Cayley- Hamilton Theorem: Every Matrix* A* is a root of its characterstic polynomial *∆(t).*

**Proof:** Let *A* be an arbitrary n- square matrix and let *∆(t)* be its characterstic polynomial, say,

*∆(t) = |tI-A| = t ^{n} +a_{n-1}t^{n-1}+ …+a_{1}t+a_{0} *

Now let *B(t)* denote the classical adjoint of the matrix *tI-A*. The elements of *B(t)* are cofactors of the matrix *tI-A*, and hence are polynomials in t of degree not exceeding *n-1*. Thus

*B(t) = B _{t-1}t^{n-1} + …+ B_{t}t+B_{0}*

**Where the B_{i} are n-square matrices over K which are independent of t. By the fundamental property of the clasical adjoint (tI-A) B(t) = |tI-A|I,** or, we have

*(tI-A)(B _{n-1}t^{n-1}+ …+B_{1}t + B_{0} = (t^{n}+a_{n-1}t^{n-1}+…+ a_{1}t+a_{0})I*

Removing the parenthesis and equating the corresponding powers of* t* yields

*B _{n-1} = I, B_{n-2}-AB_{n-1} = a_{n-1}I, …, B_{0}-AB_{1}=a_{1}I, -AB_{0} = a_{0}I*

#### Multiplying the above the equations by *A*^{n}, A^{n-1}, …, A, I, respectively, yields

^{n}, A

^{n-1}, …, A, I

*A ^{n}B_{n-1} = A_{n}I, A^{n-1}B_{n-2}-A^{n}B_{n-1} = a_{n-1}A^{n-1},…, AB_{0} – A^{2}B_{1} = a_{i}A, -AB_{0} = a_{0}I*

Adding the above matrix equations yields 0 on the left hand side and *∆(A)* on the right hand side, that is,

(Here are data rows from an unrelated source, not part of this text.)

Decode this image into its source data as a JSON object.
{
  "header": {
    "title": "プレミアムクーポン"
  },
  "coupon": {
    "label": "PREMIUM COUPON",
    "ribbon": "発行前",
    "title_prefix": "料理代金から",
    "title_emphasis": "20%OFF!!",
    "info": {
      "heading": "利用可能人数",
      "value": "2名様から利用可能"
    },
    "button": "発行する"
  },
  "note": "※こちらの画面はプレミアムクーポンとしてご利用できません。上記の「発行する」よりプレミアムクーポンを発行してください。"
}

*0 = A ^{n} + a_{n-1}A^{n-1}+…+ a_{1}A+a_{0}I*

Therefore, *∆(A) = 0*, which is the Cayley- Hamilton theorem. (Proved)